The letter shown below was written to Jerry Davich regarding this coming week’s live butterfly release ceremony. This is the 11th annual event and this year close to 900 people have signed up to attend. I feel there might be something in this email for any readers of this blog so I am sharing it with you all.

Hello Jerry,
Just shy of 900 signed up for butterfly release for Saturday. We will see how many show with temp expected to be above 90 next week.
Anyway, the song I wrote is attached. In all my years in this business, God and lack of understanding why someone we love dies seems to be two of the most shared thoughts that I hear. Either there is an eternal love and trust in God that He knows what He is doing or a turning away from God, or at lease an anger with Him, when a loved one dies.
My first encounter with death was at 9 years old. We lived in the country in up-state NY. My cousin’s dog got distemper and his father told us to go dig a grave in the woods and then take the dog out and shoot it. I guess he thought that would make us men. We dug the grave and my cousin pointed the .22 rifle at his dog but could not shoot. He stood there crying, rifle inches from his pet’s skull, and trembled. I grabbed the rifle, pointed and shot the dog. We cried, filled in the grave, and never went to that part of the woods again.
A couple years later, when I was 11, my dad died from a perforated ulcer. Stupid reason to die but we had no money for him to go to the doctor. He already had seven kids, and on the day of his death, the family doctor (without knowing that dad had died) called my mother to tell her she was pregnant with her eighth kid…congratulations, he is reputed to have said to her. Irish Catholics, don’t you know! No money, no insurance, no dad, no running water, no bathroom but a falling apart outhouse…why be mad at God?
In high school a couple of classmates died in accidents and a friend of a friend died from suicide. Then, on to the Army and Vietnam. It was kill or be killed there as one fought sworn enemies with guns, and weather that nearly suffocated one from the high temps and intense humidity. I stopped making friends there during my year and a half in country as a way to avoid the pain of loss when a friend would die in action…as a number of them did die. Add in an uncle that was killed by a train, a mother and sister that died from cancers (both big smokers), my wife and I losing our first child in a miscarriage, the loss of her parents, a step-father passing from brain cancer all the way up to co-workers and bosses dying and you can see that I have a lot of shared grief and personal losses in my 70 years.
Anyway, ten years ago I met a woman who lost two daughters within months of each other (one by drugs and the second by car accident while texting). She came to work here for awhile as a family service counselor. I felt obligated to fire her after a year; not because she wasn’t doing a good job because she was doing a good job. But what I observed was that being around death and dying everyday as a counselor at a cemetery seemed to prevent her from learning how to live without her 20 and 22 year old girls.
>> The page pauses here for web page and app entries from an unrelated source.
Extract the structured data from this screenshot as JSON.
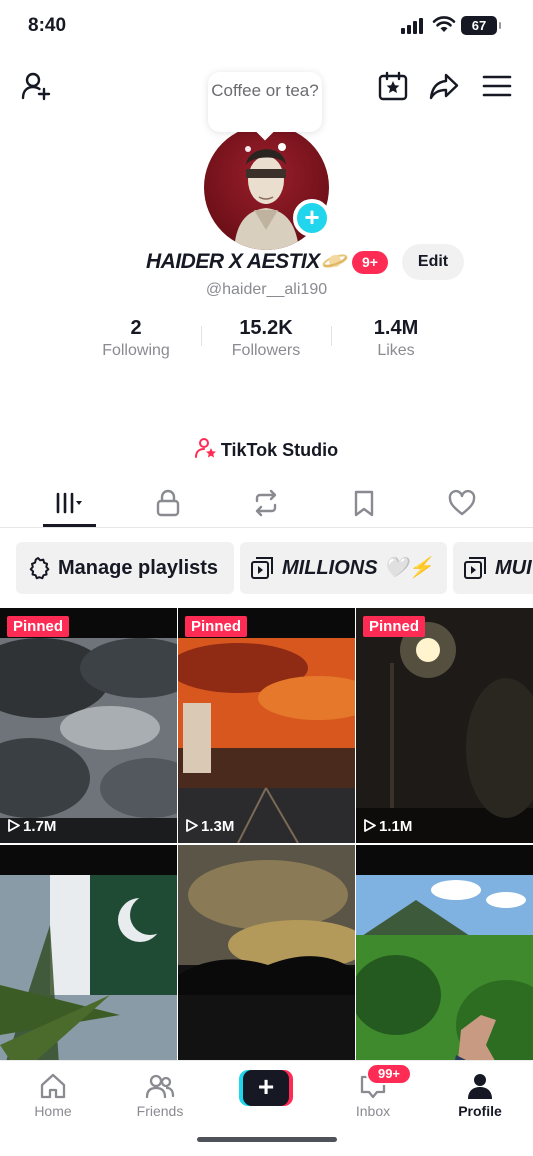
{
  "status_bar": {
    "time": "8:40",
    "battery": "67"
  },
  "profile": {
    "bubble_text": "Coffee or tea?",
    "display_name": "HAIDER X AESTIX",
    "notification_count": "9+",
    "edit_label": "Edit",
    "handle": "@haider__ali190"
  },
  "stats": [
    {
      "value": "2",
      "label": "Following"
    },
    {
      "value": "15.2K",
      "label": "Followers"
    },
    {
      "value": "1.4M",
      "label": "Likes"
    }
  ],
  "studio_label": "TikTok Studio",
  "tabs": [
    "videos-icon",
    "lock-icon",
    "repost-icon",
    "bookmark-icon",
    "heart-icon"
  ],
  "playlists": [
    {
      "label": "Manage playlists"
    },
    {
      "label": "MILLIONS 🤍⚡"
    },
    {
      "label": "MUI"
    }
  ],
  "videos": [
    {
      "pinned": "Pinned",
      "views": "1.7M"
    },
    {
      "pinned": "Pinned",
      "views": "1.3M"
    },
    {
      "pinned": "Pinned",
      "views": "1.1M"
    },
    {
      "pinned": "",
      "views": ""
    },
    {
      "pinned": "",
      "views": ""
    },
    {
      "pinned": "",
      "views": ""
    }
  ],
  "nav": {
    "home": "Home",
    "friends": "Friends",
    "inbox": "Inbox",
    "inbox_badge": "99+",
    "profile": "Profile"
  },
  "colors": {
    "accent": "#fe2c55",
    "cyan": "#20d5ec",
    "text": "#161823",
    "muted": "#8a8b91"
  }
}
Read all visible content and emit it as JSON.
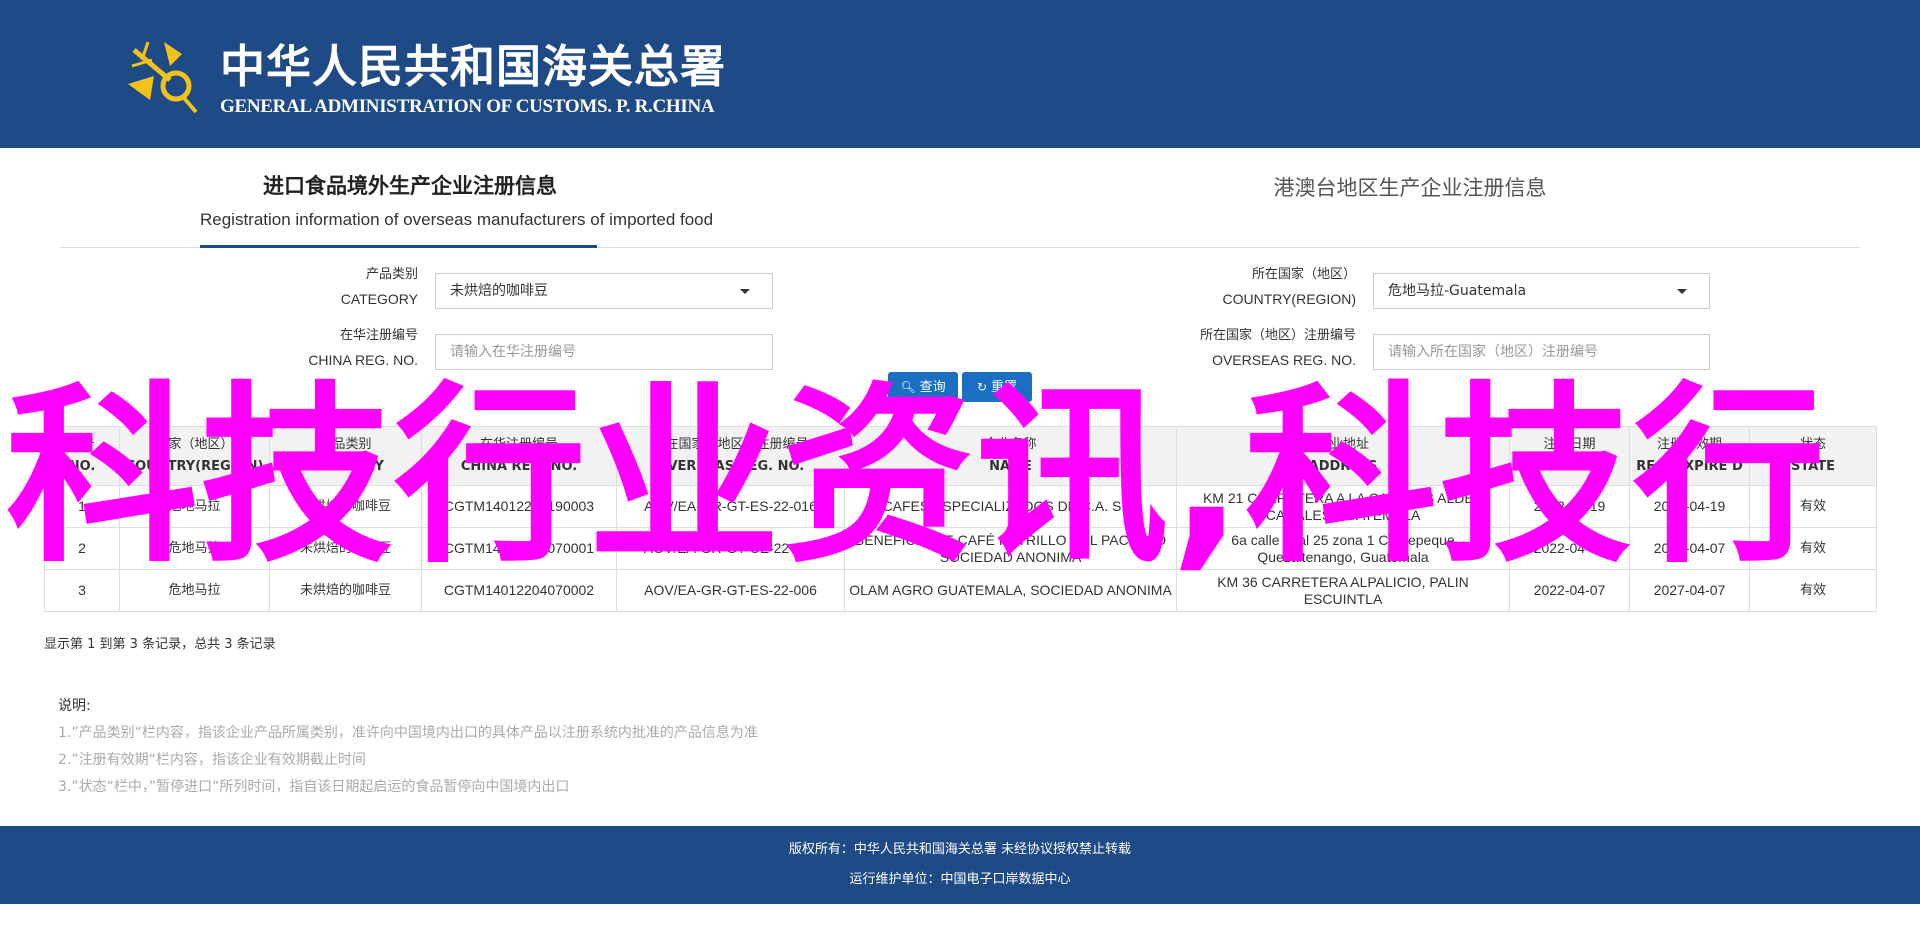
{
  "header": {
    "title_cn": "中华人民共和国海关总署",
    "title_en": "GENERAL ADMINISTRATION OF CUSTOMS. P. R.CHINA",
    "logo_icon": "customs-emblem-icon"
  },
  "tabs": [
    {
      "label_cn": "进口食品境外生产企业注册信息",
      "label_en": "Registration information of overseas manufacturers of imported food"
    },
    {
      "label_cn": "港澳台地区生产企业注册信息"
    }
  ],
  "form": {
    "category": {
      "label_cn": "产品类别",
      "label_en": "CATEGORY",
      "value": "未烘焙的咖啡豆"
    },
    "country": {
      "label_cn": "所在国家（地区）",
      "label_en": "COUNTRY(REGION)",
      "value": "危地马拉-Guatemala"
    },
    "china_reg": {
      "label_cn": "在华注册编号",
      "label_en": "CHINA REG. NO.",
      "placeholder": "请输入在华注册编号"
    },
    "overseas_reg": {
      "label_cn": "所在国家（地区）注册编号",
      "label_en": "OVERSEAS REG. NO.",
      "placeholder": "请输入所在国家（地区）注册编号"
    },
    "search_label": "查询",
    "reset_label": "重置"
  },
  "table": {
    "columns": [
      {
        "cn": "序号",
        "en": "NO."
      },
      {
        "cn": "国家（地区）",
        "en": "COUNTRY(REGION)"
      },
      {
        "cn": "产品类别",
        "en": "CATEGORY"
      },
      {
        "cn": "在华注册编号",
        "en": "CHINA REG. NO."
      },
      {
        "cn": "所在国家（地区）注册编号",
        "en": "OVERSEAS REG. NO."
      },
      {
        "cn": "企业名称",
        "en": "NAME"
      },
      {
        "cn": "企业地址",
        "en": "ADDRESS"
      },
      {
        "cn": "注册日期",
        "en": "REG. DATE"
      },
      {
        "cn": "注册有效期",
        "en": "REG. EXPIRE D"
      },
      {
        "cn": "状态",
        "en": "STATE"
      }
    ],
    "rows": [
      [
        "1",
        "危地马拉",
        "未烘焙的咖啡豆",
        "CGTM14012204190003",
        "AOV/EA-GR-GT-ES-22-016",
        "CAFES ESPECIALIZADOS DE C.A. S.A.",
        "KM 21 CARRETERA A LA CANALES ALDEA CANALES GUATEMALA",
        "2022-04-19",
        "2027-04-19",
        "有效"
      ],
      [
        "2",
        "危地马拉",
        "未烘焙的咖啡豆",
        "CGTM14012204070001",
        "AOV/EA-GR-GT-OZ-22-002",
        "BENEFICIO DE CAFÉ PETRILLO DEL PACIFICO SOCIEDAD ANONIMA",
        "6a calle final 25 zona 1 Coatepeque Quezaltenango, Guatemala",
        "2022-04-07",
        "2027-04-07",
        "有效"
      ],
      [
        "3",
        "危地马拉",
        "未烘焙的咖啡豆",
        "CGTM14012204070002",
        "AOV/EA-GR-GT-ES-22-006",
        "OLAM AGRO GUATEMALA, SOCIEDAD ANONIMA",
        "KM 36 CARRETERA ALPALICIO, PALIN ESCUINTLA",
        "2022-04-07",
        "2027-04-07",
        "有效"
      ]
    ]
  },
  "pager_text": "显示第 1 到第 3 条记录，总共 3 条记录",
  "notes": {
    "title": "说明:",
    "items": [
      "1.”产品类别“栏内容，指该企业产品所属类别，准许向中国境内出口的具体产品以注册系统内批准的产品信息为准",
      "2.”注册有效期“栏内容，指该企业有效期截止时间",
      "3.”状态“栏中，”暂停进口“所列时间，指自该日期起启运的食品暂停向中国境内出口"
    ]
  },
  "footer": {
    "copyright": "版权所有：中华人民共和国海关总署 未经协议授权禁止转载",
    "maintainer": "运行维护单位：中国电子口岸数据中心"
  },
  "overlay_text": "科技行业资讯,科技行",
  "colors": {
    "brand": "#1e4a86",
    "button": "#1a6fc2",
    "overlay": "#ff00ff"
  }
}
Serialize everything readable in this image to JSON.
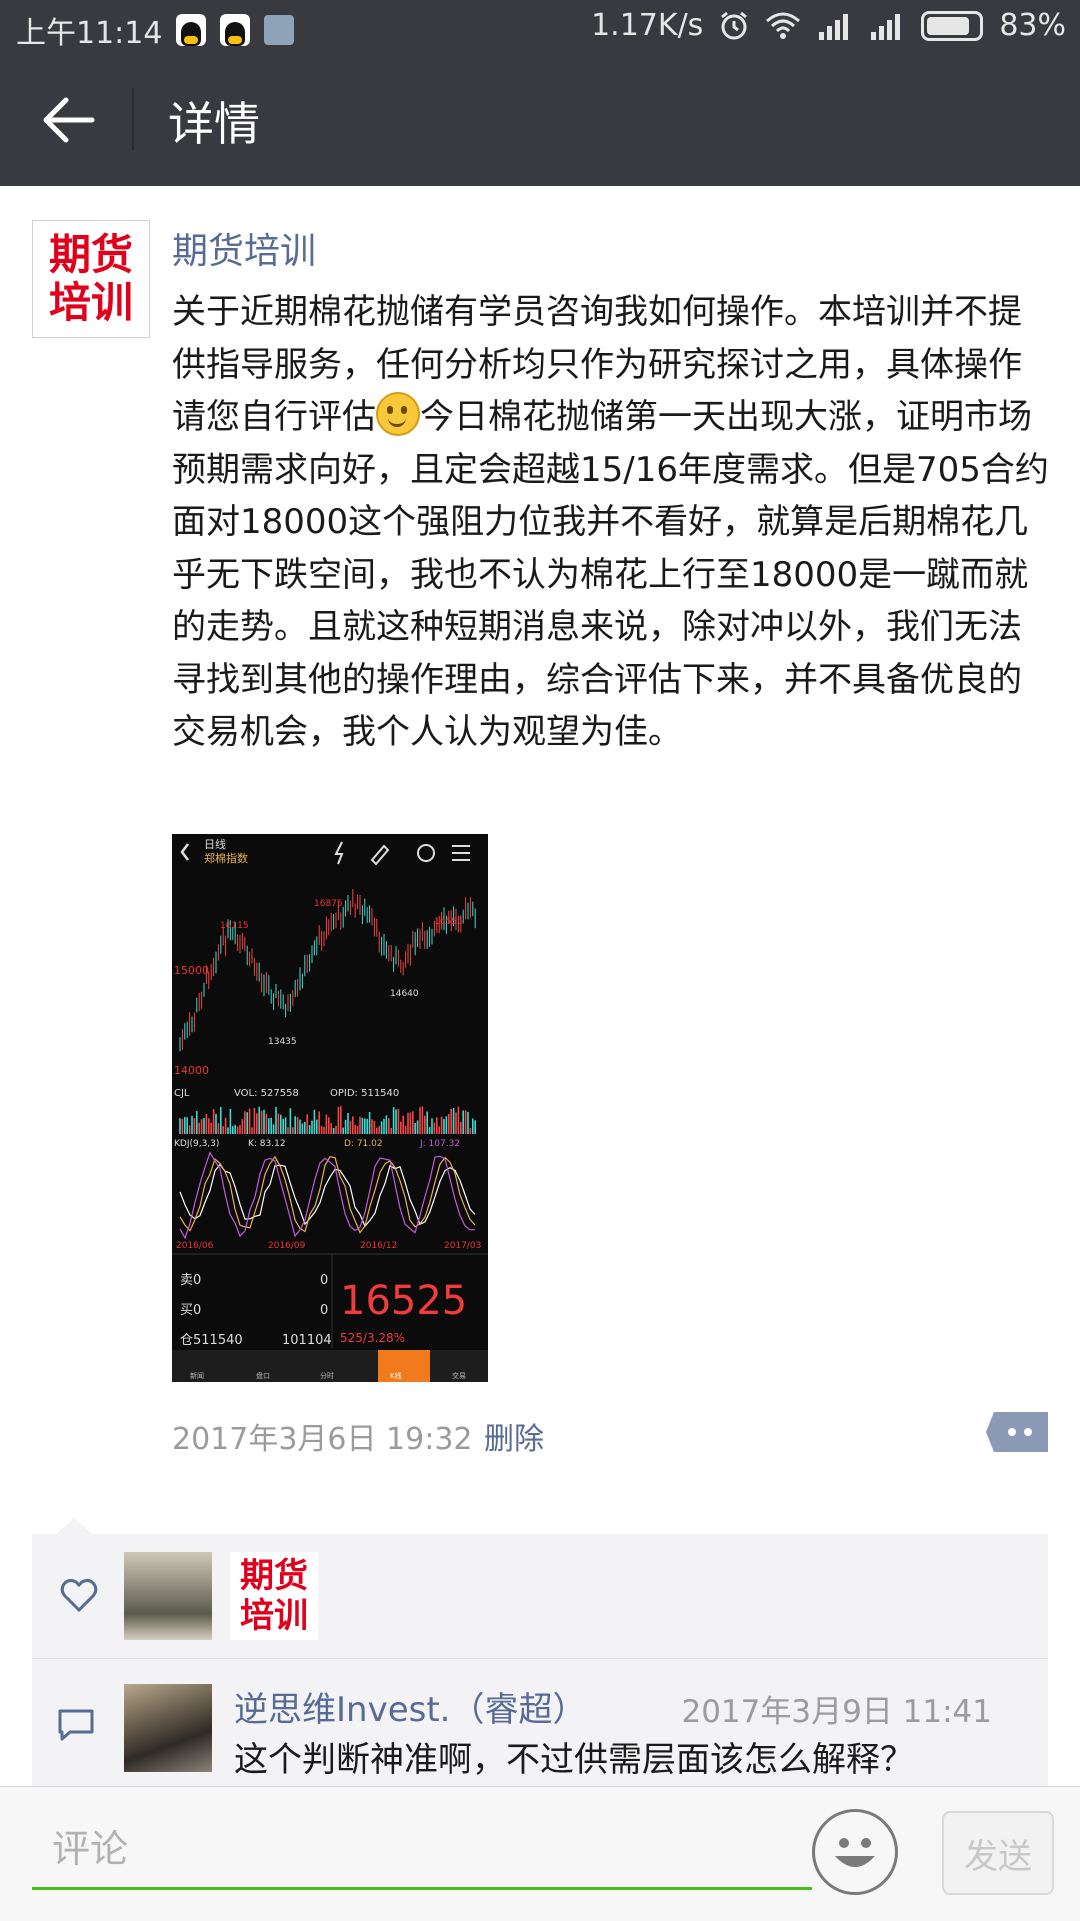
{
  "status_bar": {
    "time": "上午11:14",
    "network_speed": "1.17K/s",
    "battery": "83%"
  },
  "header": {
    "title": "详情"
  },
  "post": {
    "author": "期货培训",
    "avatar_text": [
      "期货",
      "培训"
    ],
    "content_before_emoji": "关于近期棉花抛储有学员咨询我如何操作。本培训并不提供指导服务，任何分析均只作为研究探讨之用，具体操作请您自行评估",
    "content_after_emoji": "今日棉花抛储第一天出现大涨，证明市场预期需求向好，且定会超越15/16年度需求。但是705合约面对18000这个强阻力位我并不看好，就算是后期棉花几乎无下跌空间，我也不认为棉花上行至18000是一蹴而就的走势。且就这种短期消息来说，除对冲以外，我们无法寻找到其他的操作理由，综合评估下来，并不具备优良的交易机会，我个人认为观望为佳。",
    "time": "2017年3月6日 19:32",
    "delete_label": "删除",
    "image": {
      "header_line1": "日线",
      "header_line2": "郑棉指数",
      "price_levels": [
        "16115",
        "16875",
        "16555",
        "15000",
        "14640",
        "13435",
        "14000"
      ],
      "vol_label": "CJL",
      "vol_text": "VOL: 527558",
      "opid_text": "OPID: 511540",
      "kdj_label": "KDJ(9,3,3)",
      "k_text": "K: 83.12",
      "d_text": "D: 71.02",
      "j_text": "J: 107.32",
      "dates": [
        "2016/06",
        "2016/09",
        "2016/12",
        "2017/03"
      ],
      "sell_label": "卖0",
      "sell_value": "0",
      "buy_label": "买0",
      "buy_value": "0",
      "position_label": "仓511540",
      "position_value": "101104",
      "big_price": "16525",
      "change": "525/3.28%",
      "tabs": [
        "新闻",
        "盘口",
        "分时",
        "K线",
        "交易"
      ]
    }
  },
  "likes": {
    "users": [
      "avatar-landscape",
      "期货培训"
    ],
    "like_avatar_text": [
      "期货",
      "培训"
    ]
  },
  "comments": [
    {
      "name": "逆思维Invest.（睿超）",
      "time": "2017年3月9日 11:41",
      "text": "这个判断神准啊，不过供需层面该怎么解释？"
    }
  ],
  "input_bar": {
    "placeholder": "评论",
    "send_label": "发送"
  },
  "colors": {
    "bar_bg": "#393a3f",
    "link": "#576b95",
    "accent_green": "#45c01a",
    "brand_red": "#e0001b"
  }
}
I wrote the song as a culmination of many talks with her during that year. She had so much trouble understanding why her girls were taken so young. I also witnessed her intense belief in God. She was absolute in her belief that she would see them again in heaven, and trusted God’s decision to end their lives on this plane when he did.
So, in a way, this song was penned by me but written by these many experiences of death. When you go to work every day and feel the pain of so many deaths, it is imperative to have a strong belief in something bigger than life. I absolutely believe in God, and Jesus, and the whole eternity thing. When I went though my own cancer a year and a half ago and a kidney was cut out and tossed, I surprised my family with having no fear of what might happen. I even went so far as to talk to God and I told Him that if this is what had to be, then I trusted Him. I remember telling Him that I would prefer no pain but if that was part of the plan, then I offered it up to Him. Guess what? A happy ultimate ending as the cancer is gone, but funny old God, there was pain x 100.
I am sharing this story because I am not the best singer but sometimes it is important to know why a song is written and some of the meaning behind the words. Dylan was not a good singer by most accounts, but he was a wordsmith like few others before or after him. I do not claim to be the next Dylan, but my song and my interpretation of my song comes from my soul.
Hope to see you Saturday. Even if we do not get together, I respect you and know that you have family here. So, this song is as much yours as it is for all the people that brave the heat to let a butterfly go free to carry their secret longings up to heaven.
Respectfully, Dan